A Pulitzer Prize finalist - and one of the authors every aspiring author should read. I could tell you more about him myself, but there is no way I could say anything about him that would top the author bio on his website: Before landing a job teaching creative writing, he worked in a shoe factory, a garment factory, a tire repairs manufacturing plant, a department store. He earned money umpiring men’s slow-pitch softball games, gathering addresses for the U.S. Census Bureau, delivering pizzas, detasseling corn for the Dekalb Seed Corn Company, flipping burgers at Hardees, and working on a Christmas Tree Farm. Through all those jobs, he kept writing. If that’s what gives you pleasure, he hopes you will, too.
SIX SIMPLE QUESTIONS
WITH LEE MARTIN
1) Do you feel writers should write each day or "when the mood strikes"?
I try to write each day because regularity produces results, but, alas, teaching and other real life things get in the way, so I'm not always able to write each day.
2) Do you have a "writing spot," or do you move around?
I have a spot, my writing room, where I'm either in a comfy chair with pen and paper, or at my computer. I've also written in hotel rooms and wherever I happen to be at the time.
3) What is the one book (written by someone else) you would have liked to have written yourself?
'Rock Springs' by Richard Ford. I love those stories. They helped me write the stories in my first book, 'The Least You Need to Know.'
4) What is the one book you feel every aspiring author should read?
I love what 'The Great Gatsby' has to show us about the structure of a novel. The first two-thirds of the book dramatizes all the major elements and in effect puts into place a brick wall, brick by brick. The final third of the novel involves the pulling out of those bricks, one at a time, until all that can be done with the material is done.
5) What is the best writing advice you have ever heard/read?
From Isak Dinesen: "Write a little every day, without hope, without despair."
6) What is the best advice you can give to aspiring authors?
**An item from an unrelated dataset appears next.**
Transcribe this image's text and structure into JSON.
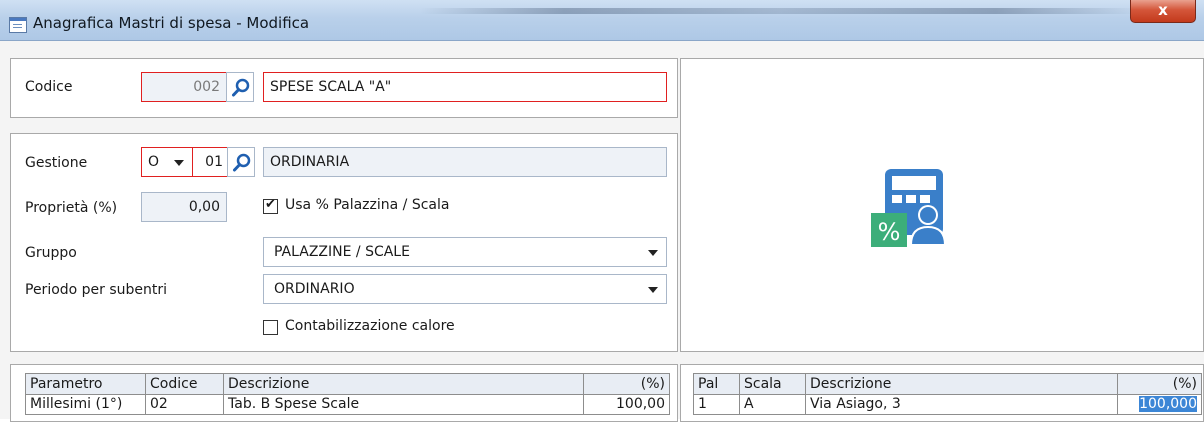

Follow Isak Dinesen's advice and fall in love with the process. Give little thought to reaching the desired result; it will come if you trust the process.
Write a little every day, without hope, without despair.